Recorded data:
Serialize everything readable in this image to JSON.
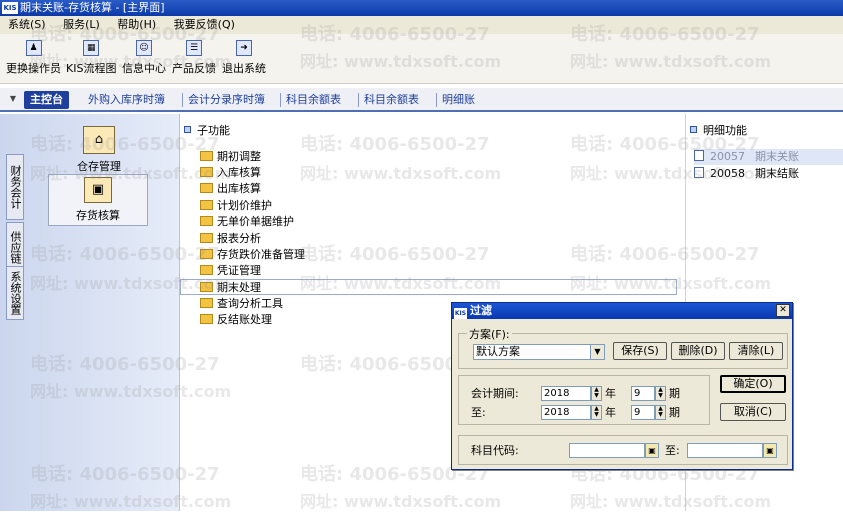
{
  "window": {
    "title": "期末关账-存货核算 - [主界面]",
    "logo": "KIS"
  },
  "menu": [
    "系统(S)",
    "服务(L)",
    "帮助(H)",
    "我要反馈(Q)"
  ],
  "toolbar": [
    {
      "label": "更换操作员",
      "icon": "switch-user-icon"
    },
    {
      "label": "KIS流程图",
      "icon": "flowchart-icon"
    },
    {
      "label": "信息中心",
      "icon": "info-center-icon"
    },
    {
      "label": "产品反馈",
      "icon": "feedback-icon"
    },
    {
      "label": "退出系统",
      "icon": "exit-icon"
    }
  ],
  "tabs": {
    "main": "主控台",
    "items": [
      "外购入库序时簿",
      "会计分录序时簿",
      "科目余额表",
      "科目余额表",
      "明细账"
    ]
  },
  "sidebar": {
    "vertical_tabs": [
      "财务会计",
      "供应链",
      "系统设置"
    ],
    "modules": [
      {
        "label": "仓存管理"
      },
      {
        "label": "存货核算"
      }
    ]
  },
  "subfunctions": {
    "header": "子功能",
    "items": [
      "期初调整",
      "入库核算",
      "出库核算",
      "计划价维护",
      "无单价单据维护",
      "报表分析",
      "存货跌价准备管理",
      "凭证管理",
      "期末处理",
      "查询分析工具",
      "反结账处理"
    ],
    "selected": "期末处理"
  },
  "details": {
    "header": "明细功能",
    "items": [
      {
        "code": "20057",
        "label": "期末关账"
      },
      {
        "code": "20058",
        "label": "期末结账"
      }
    ]
  },
  "watermark": {
    "phone": "电话: 4006-6500-27",
    "site": "网址: www.tdxsoft.com"
  },
  "dialog": {
    "title": "过滤",
    "logo": "KIS",
    "scheme_group": "方案(F):",
    "scheme_value": "默认方案",
    "save": "保存(S)",
    "delete": "删除(D)",
    "clear": "清除(L)",
    "ok": "确定(O)",
    "cancel": "取消(C)",
    "period_label": "会计期间:",
    "to_label": "至:",
    "year1": "2018",
    "month1": "9",
    "year2": "2018",
    "month2": "9",
    "year_unit": "年",
    "month_unit": "期",
    "subject_label": "科目代码:",
    "subject_to": "至:"
  },
  "colors": {
    "accent": "#1f3f9c",
    "titlebar": "#0b3aa8"
  }
}
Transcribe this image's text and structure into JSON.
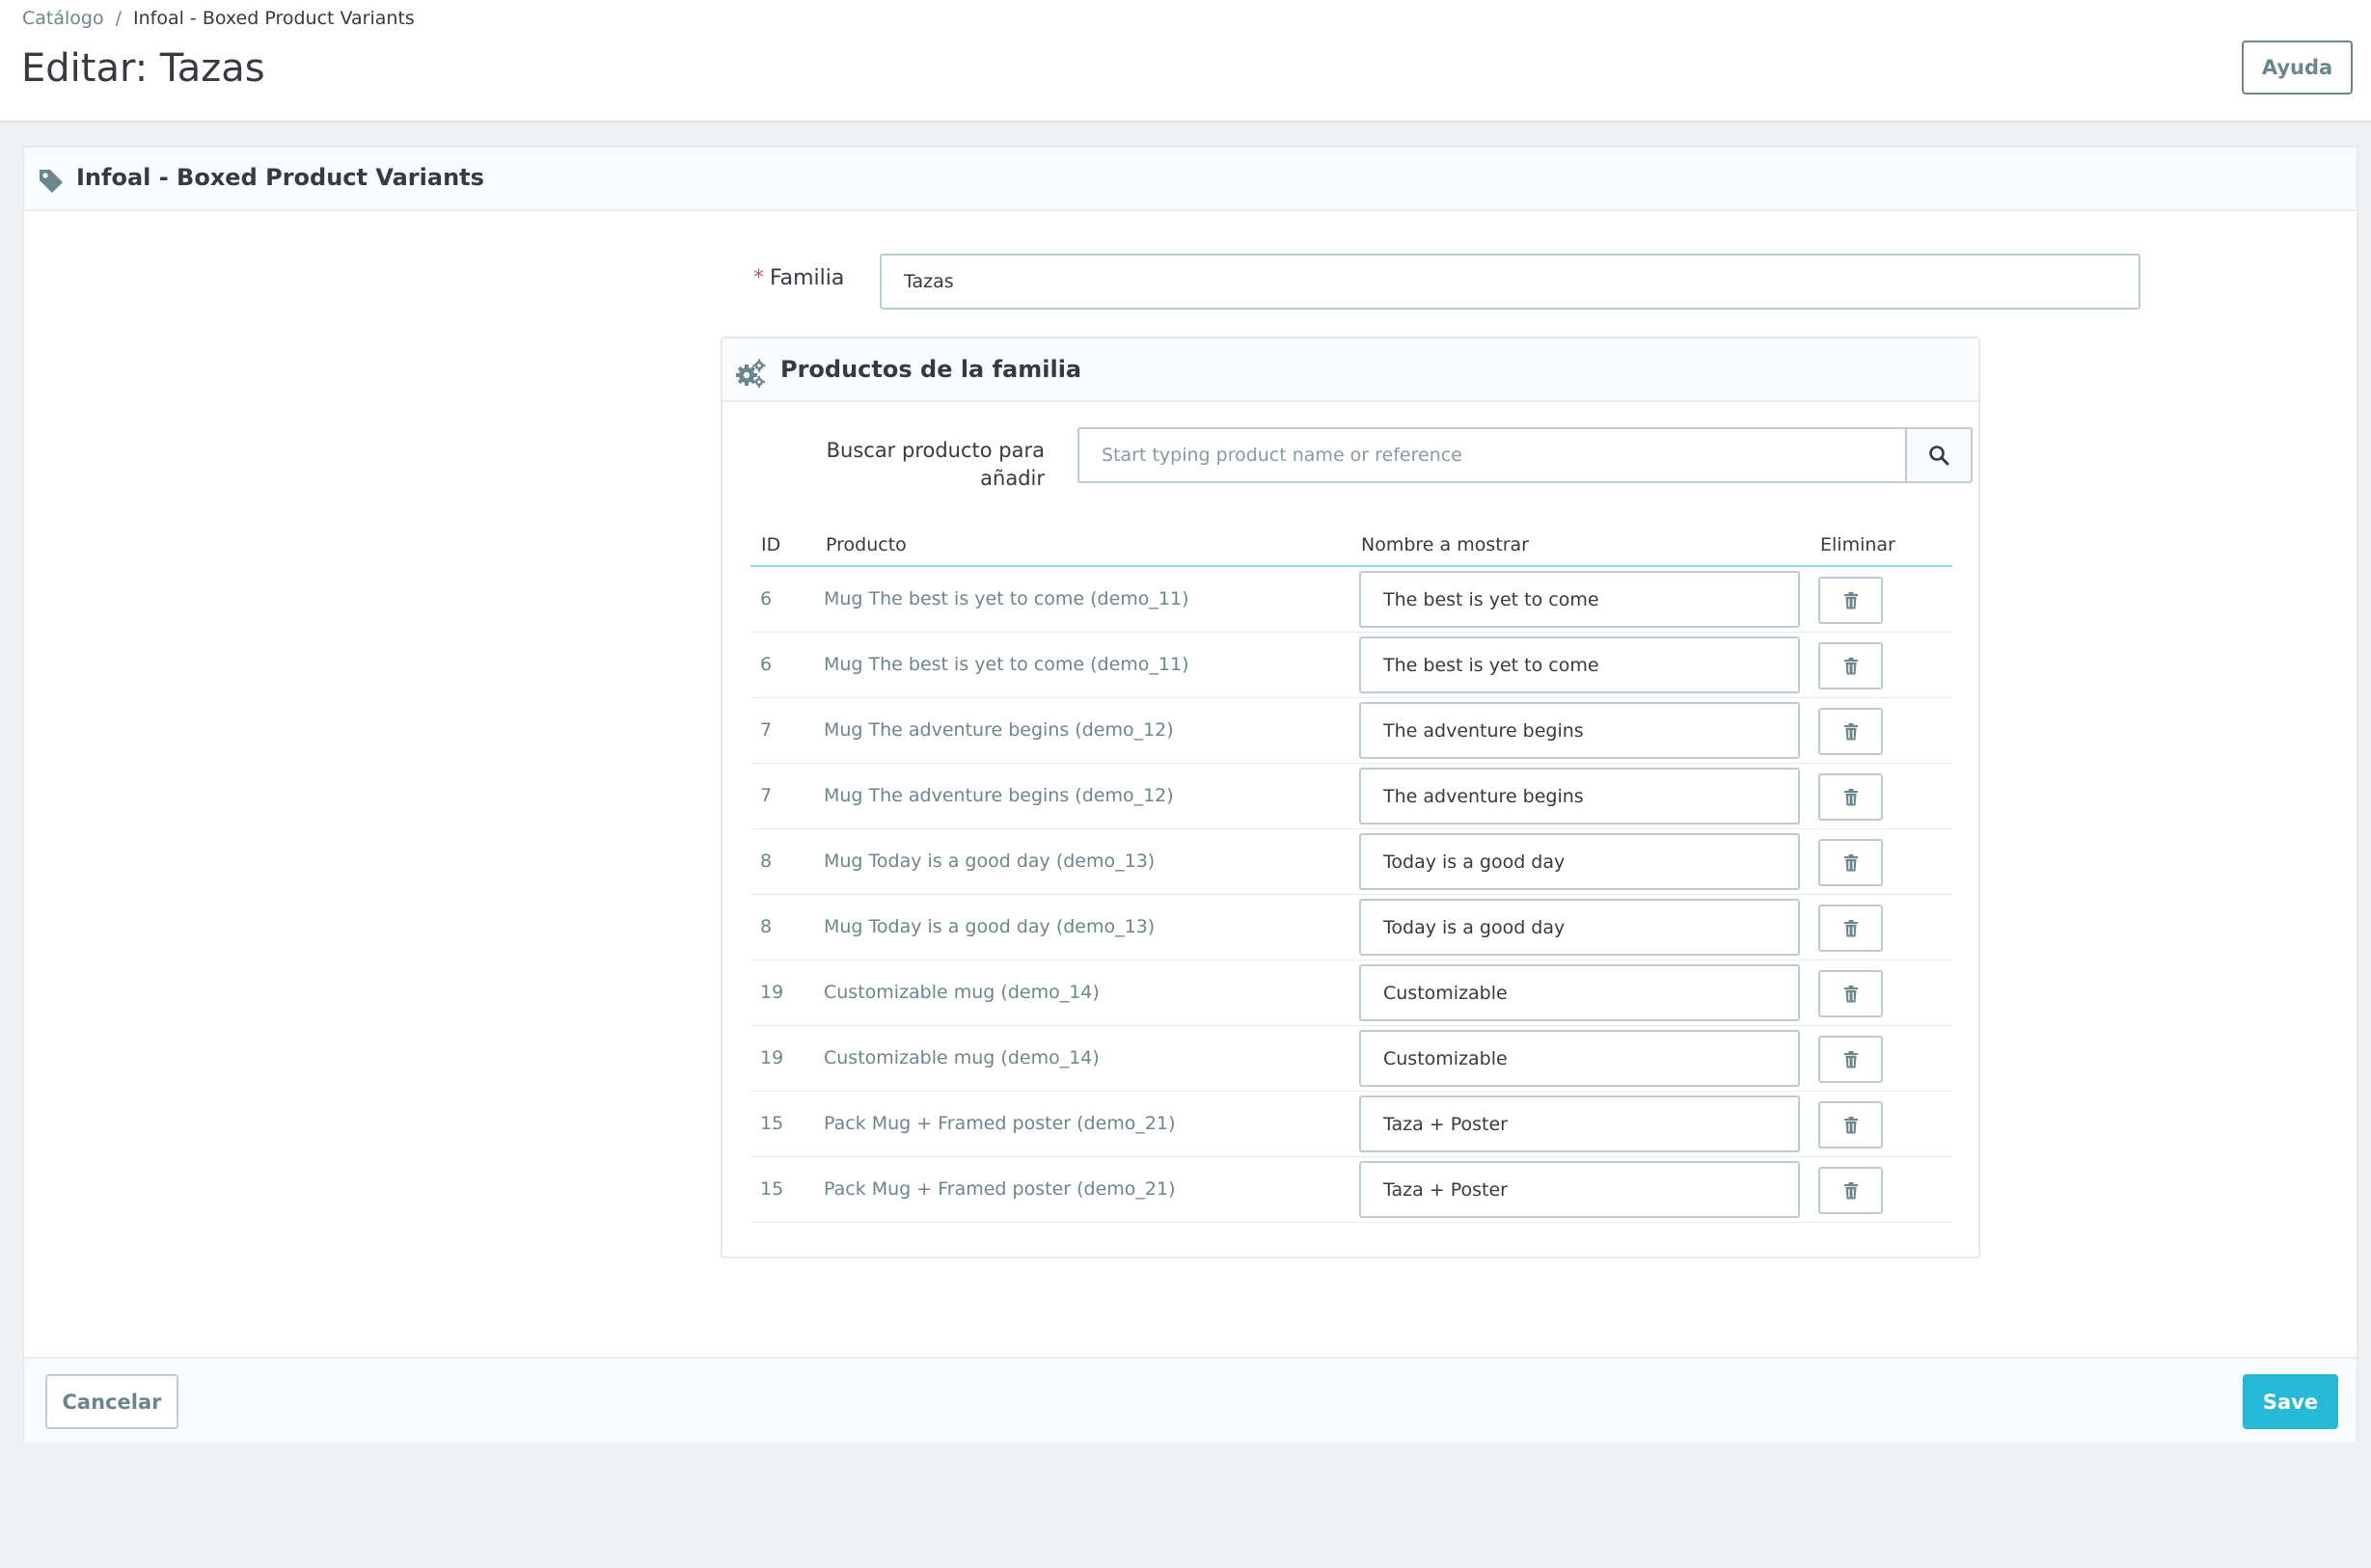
{
  "breadcrumb": {
    "parent": "Catálogo",
    "separator": "/",
    "current": "Infoal - Boxed Product Variants"
  },
  "header": {
    "title": "Editar: Tazas",
    "help_label": "Ayuda"
  },
  "panel": {
    "title": "Infoal - Boxed Product Variants",
    "icon": "tag-icon",
    "family_label": "Familia",
    "family_required_mark": "*",
    "family_value": "Tazas"
  },
  "products_panel": {
    "title": "Productos de la familia",
    "icon": "cogs-icon",
    "search_label": "Buscar producto para añadir",
    "search_placeholder": "Start typing product name or reference",
    "columns": {
      "id": "ID",
      "product": "Producto",
      "display_name": "Nombre a mostrar",
      "delete": "Eliminar"
    },
    "rows": [
      {
        "id": "6",
        "product": "Mug The best is yet to come (demo_11)",
        "display_name": "The best is yet to come"
      },
      {
        "id": "6",
        "product": "Mug The best is yet to come (demo_11)",
        "display_name": "The best is yet to come"
      },
      {
        "id": "7",
        "product": "Mug The adventure begins (demo_12)",
        "display_name": "The adventure begins"
      },
      {
        "id": "7",
        "product": "Mug The adventure begins (demo_12)",
        "display_name": "The adventure begins"
      },
      {
        "id": "8",
        "product": "Mug Today is a good day (demo_13)",
        "display_name": "Today is a good day"
      },
      {
        "id": "8",
        "product": "Mug Today is a good day (demo_13)",
        "display_name": "Today is a good day"
      },
      {
        "id": "19",
        "product": "Customizable mug (demo_14)",
        "display_name": "Customizable"
      },
      {
        "id": "19",
        "product": "Customizable mug (demo_14)",
        "display_name": "Customizable"
      },
      {
        "id": "15",
        "product": "Pack Mug + Framed poster (demo_21)",
        "display_name": "Taza + Poster"
      },
      {
        "id": "15",
        "product": "Pack Mug + Framed poster (demo_21)",
        "display_name": "Taza + Poster"
      }
    ]
  },
  "footer": {
    "cancel_label": "Cancelar",
    "save_label": "Save"
  },
  "colors": {
    "accent": "#25b9d7",
    "text": "#363a41",
    "muted": "#6c868e",
    "required": "#c05c67",
    "background": "#eff1f2"
  }
}
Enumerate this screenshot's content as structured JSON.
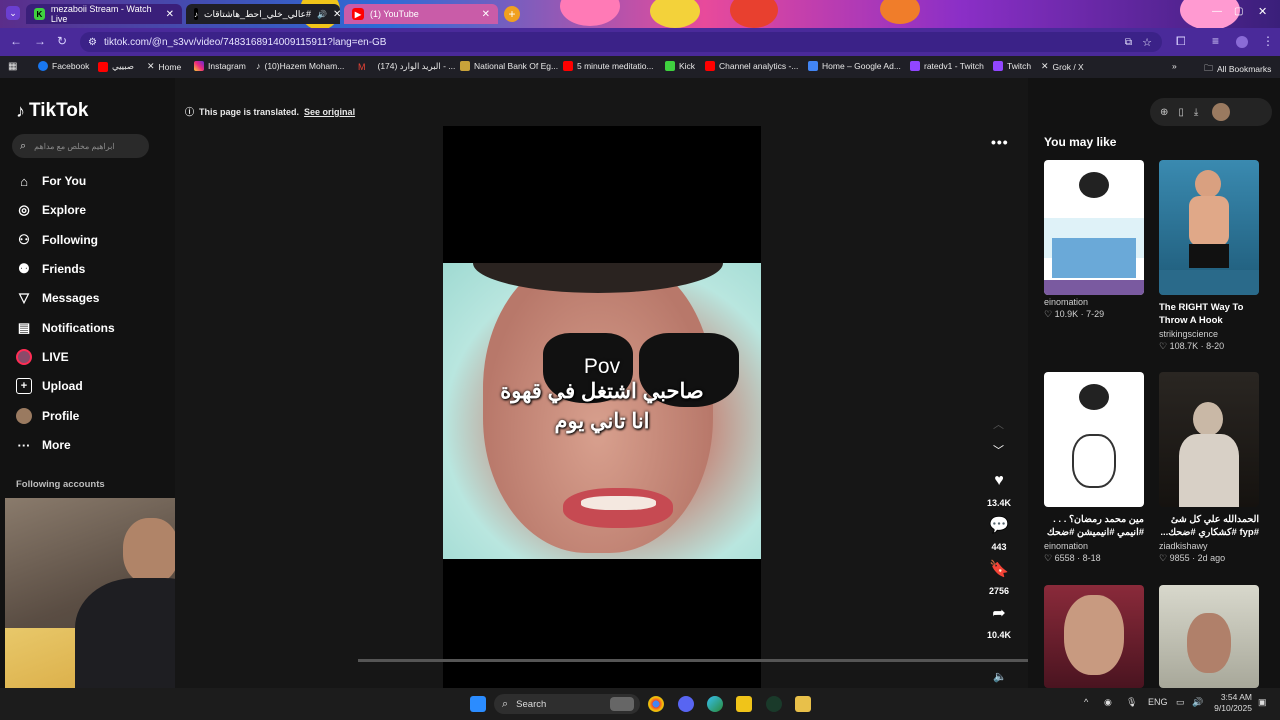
{
  "browser": {
    "tabs": [
      {
        "label": "mezaboii Stream - Watch Live",
        "color": "#3fd13f"
      },
      {
        "label": "عالي_خلي_احط_هاشتاقات#",
        "color": "#ffffff"
      },
      {
        "label": "(1) YouTube",
        "color": "#ff0000"
      }
    ],
    "url": "tiktok.com/@n_s3vv/video/7483168914009115911?lang=en-GB",
    "bookmarks": [
      "Facebook",
      "صبييي",
      "Home",
      "Instagram",
      "(10)Hazem Moham...",
      "(174) البريد الوارد - ...",
      "National Bank Of Eg...",
      "5 minute meditatio...",
      "Kick",
      "Channel analytics -...",
      "Home – Google Ad...",
      "ratedv1 - Twitch",
      "Twitch",
      "Grok / X"
    ],
    "all_bookmarks": "All Bookmarks"
  },
  "sidebar": {
    "logo": "TikTok",
    "search_placeholder": "ابراهيم مخلص مع مداهم",
    "items": [
      {
        "label": "For You",
        "icon": "home-icon"
      },
      {
        "label": "Explore",
        "icon": "compass-icon"
      },
      {
        "label": "Following",
        "icon": "following-icon"
      },
      {
        "label": "Friends",
        "icon": "friends-icon"
      },
      {
        "label": "Messages",
        "icon": "messages-icon"
      },
      {
        "label": "Notifications",
        "icon": "notifications-icon"
      },
      {
        "label": "LIVE",
        "icon": "live-icon"
      },
      {
        "label": "Upload",
        "icon": "upload-icon"
      },
      {
        "label": "Profile",
        "icon": "profile-icon"
      },
      {
        "label": "More",
        "icon": "more-icon"
      }
    ],
    "following_accounts": "Following accounts"
  },
  "main": {
    "translated_text": "This page is translated.",
    "see_original": "See original",
    "caption_line1": "Pov",
    "caption_line2": "صاحبي اشتغل في قهوة",
    "caption_line3": "انا تاني يوم",
    "likes": "13.4K",
    "comments": "443",
    "saves": "2756",
    "shares": "10.4K"
  },
  "recommendations": {
    "title": "You may like",
    "cards": [
      {
        "title": "",
        "author": "einomation",
        "likes": "10.9K",
        "date": "7-29"
      },
      {
        "title": "The RIGHT Way To Throw A Hook",
        "author": "strikingscience",
        "likes": "108.7K",
        "date": "8-20"
      },
      {
        "title": "مين محمد رمضان؟ . . . #انيمي #انيميشن #ضحك",
        "author": "einomation",
        "likes": "6558",
        "date": "8-18"
      },
      {
        "title": "الحمدالله علي كل شئ #fyp #كشكاري #ضحك...",
        "author": "ziadkishawy",
        "likes": "9855",
        "date": "2d ago"
      },
      {
        "title": "",
        "author": "",
        "likes": "",
        "date": ""
      },
      {
        "title": "",
        "author": "",
        "likes": "",
        "date": ""
      }
    ]
  },
  "taskbar": {
    "search_placeholder": "Search",
    "lang": "ENG",
    "time": "3:54 AM",
    "date": "9/10/2025"
  }
}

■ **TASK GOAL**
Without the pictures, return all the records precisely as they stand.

■ **RESPONSE**
Serialize everything readable in this image to JSON.
{
  "window": {
    "title": "期末关账-存货核算 - [主界面]",
    "logo": "KIS"
  },
  "menu": [
    "系统(S)",
    "服务(L)",
    "帮助(H)",
    "我要反馈(Q)"
  ],
  "toolbar": [
    {
      "label": "更换操作员",
      "icon": "switch-user-icon"
    },
    {
      "label": "KIS流程图",
      "icon": "flowchart-icon"
    },
    {
      "label": "信息中心",
      "icon": "info-center-icon"
    },
    {
      "label": "产品反馈",
      "icon": "feedback-icon"
    },
    {
      "label": "退出系统",
      "icon": "exit-icon"
    }
  ],
  "tabs": {
    "main": "主控台",
    "items": [
      "外购入库序时簿",
      "会计分录序时簿",
      "科目余额表",
      "科目余额表",
      "明细账"
    ]
  },
  "sidebar": {
    "vertical_tabs": [
      "财务会计",
      "供应链",
      "系统设置"
    ],
    "modules": [
      {
        "label": "仓存管理"
      },
      {
        "label": "存货核算"
      }
    ]
  },
  "subfunctions": {
    "header": "子功能",
    "items": [
      "期初调整",
      "入库核算",
      "出库核算",
      "计划价维护",
      "无单价单据维护",
      "报表分析",
      "存货跌价准备管理",
      "凭证管理",
      "期末处理",
      "查询分析工具",
      "反结账处理"
    ],
    "selected": "期末处理"
  },
  "details": {
    "header": "明细功能",
    "items": [
      {
        "code": "20057",
        "label": "期末关账"
      },
      {
        "code": "20058",
        "label": "期末结账"
      }
    ]
  },
  "watermark": {
    "phone": "电话: 4006-6500-27",
    "site": "网址: www.tdxsoft.com"
  },
  "dialog": {
    "title": "过滤",
    "logo": "KIS",
    "scheme_group": "方案(F):",
    "scheme_value": "默认方案",
    "save": "保存(S)",
    "delete": "删除(D)",
    "clear": "清除(L)",
    "ok": "确定(O)",
    "cancel": "取消(C)",
    "period_label": "会计期间:",
    "to_label": "至:",
    "year1": "2018",
    "month1": "9",
    "year2": "2018",
    "month2": "9",
    "year_unit": "年",
    "month_unit": "期",
    "subject_label": "科目代码:",
    "subject_to": "至:"
  },
  "colors": {
    "accent": "#1f3f9c",
    "titlebar": "#0b3aa8"
  }
}
Transcribe this image's text and structure into JSON.
{
  "breadcrumb": {
    "parent": "Catálogo",
    "separator": "/",
    "current": "Infoal - Boxed Product Variants"
  },
  "header": {
    "title": "Editar: Tazas",
    "help_label": "Ayuda"
  },
  "panel": {
    "title": "Infoal - Boxed Product Variants",
    "icon": "tag-icon",
    "family_label": "Familia",
    "family_required_mark": "*",
    "family_value": "Tazas"
  },
  "products_panel": {
    "title": "Productos de la familia",
    "icon": "cogs-icon",
    "search_label": "Buscar producto para añadir",
    "search_placeholder": "Start typing product name or reference",
    "columns": {
      "id": "ID",
      "product": "Producto",
      "display_name": "Nombre a mostrar",
      "delete": "Eliminar"
    },
    "rows": [
      {
        "id": "6",
        "product": "Mug The best is yet to come (demo_11)",
        "display_name": "The best is yet to come"
      },
      {
        "id": "6",
        "product": "Mug The best is yet to come (demo_11)",
        "display_name": "The best is yet to come"
      },
      {
        "id": "7",
        "product": "Mug The adventure begins (demo_12)",
        "display_name": "The adventure begins"
      },
      {
        "id": "7",
        "product": "Mug The adventure begins (demo_12)",
        "display_name": "The adventure begins"
      },
      {
        "id": "8",
        "product": "Mug Today is a good day (demo_13)",
        "display_name": "Today is a good day"
      },
      {
        "id": "8",
        "product": "Mug Today is a good day (demo_13)",
        "display_name": "Today is a good day"
      },
      {
        "id": "19",
        "product": "Customizable mug (demo_14)",
        "display_name": "Customizable"
      },
      {
        "id": "19",
        "product": "Customizable mug (demo_14)",
        "display_name": "Customizable"
      },
      {
        "id": "15",
        "product": "Pack Mug + Framed poster (demo_21)",
        "display_name": "Taza + Poster"
      },
      {
        "id": "15",
        "product": "Pack Mug + Framed poster (demo_21)",
        "display_name": "Taza + Poster"
      }
    ]
  },
  "footer": {
    "cancel_label": "Cancelar",
    "save_label": "Save"
  },
  "colors": {
    "accent": "#25b9d7",
    "text": "#363a41",
    "muted": "#6c868e",
    "required": "#c05c67",
    "background": "#eff1f2"
  }
}
Enumerate this screenshot's content as structured JSON.
{
  "browser": {
    "tabs": [
      {
        "label": "mezaboii Stream - Watch Live",
        "color": "#3fd13f"
      },
      {
        "label": "عالي_خلي_احط_هاشتاقات#",
        "color": "#ffffff"
      },
      {
        "label": "(1) YouTube",
        "color": "#ff0000"
      }
    ],
    "url": "tiktok.com/@n_s3vv/video/7483168914009115911?lang=en-GB",
    "bookmarks": [
      "Facebook",
      "صبييي",
      "Home",
      "Instagram",
      "(10)Hazem Moham...",
      "(174) البريد الوارد - ...",
      "National Bank Of Eg...",
      "5 minute meditatio...",
      "Kick",
      "Channel analytics -...",
      "Home – Google Ad...",
      "ratedv1 - Twitch",
      "Twitch",
      "Grok / X"
    ],
    "all_bookmarks": "All Bookmarks"
  },
  "sidebar": {
    "logo": "TikTok",
    "search_placeholder": "ابراهيم مخلص مع مداهم",
    "items": [
      {
        "label": "For You",
        "icon": "home-icon"
      },
      {
        "label": "Explore",
        "icon": "compass-icon"
      },
      {
        "label": "Following",
        "icon": "following-icon"
      },
      {
        "label": "Friends",
        "icon": "friends-icon"
      },
      {
        "label": "Messages",
        "icon": "messages-icon"
      },
      {
        "label": "Notifications",
        "icon": "notifications-icon"
      },
      {
        "label": "LIVE",
        "icon": "live-icon"
      },
      {
        "label": "Upload",
        "icon": "upload-icon"
      },
      {
        "label": "Profile",
        "icon": "profile-icon"
      },
      {
        "label": "More",
        "icon": "more-icon"
      }
    ],
    "following_accounts": "Following accounts"
  },
  "main": {
    "translated_text": "This page is translated.",
    "see_original": "See original",
    "caption_line1": "Pov",
    "caption_line2": "صاحبي اشتغل في قهوة",
    "caption_line3": "انا تاني يوم",
    "likes": "13.4K",
    "comments": "443",
    "saves": "2756",
    "shares": "10.4K"
  },
  "recommendations": {
    "title": "You may like",
    "cards": [
      {
        "title": "",
        "author": "einomation",
        "likes": "10.9K",
        "date": "7-29"
      },
      {
        "title": "The RIGHT Way To Throw A Hook",
        "author": "strikingscience",
        "likes": "108.7K",
        "date": "8-20"
      },
      {
        "title": "مين محمد رمضان؟ . . . #انيمي #انيميشن #ضحك",
        "author": "einomation",
        "likes": "6558",
        "date": "8-18"
      },
      {
        "title": "الحمدالله علي كل شئ #fyp #كشكاري #ضحك...",
        "author": "ziadkishawy",
        "likes": "9855",
        "date": "2d ago"
      },
      {
        "title": "",
        "author": "",
        "likes": "",
        "date": ""
      },
      {
        "title": "",
        "author": "",
        "likes": "",
        "date": ""
      }
    ]
  },
  "taskbar": {
    "search_placeholder": "Search",
    "lang": "ENG",
    "time": "3:54 AM",
    "date": "9/10/2025"
  }
}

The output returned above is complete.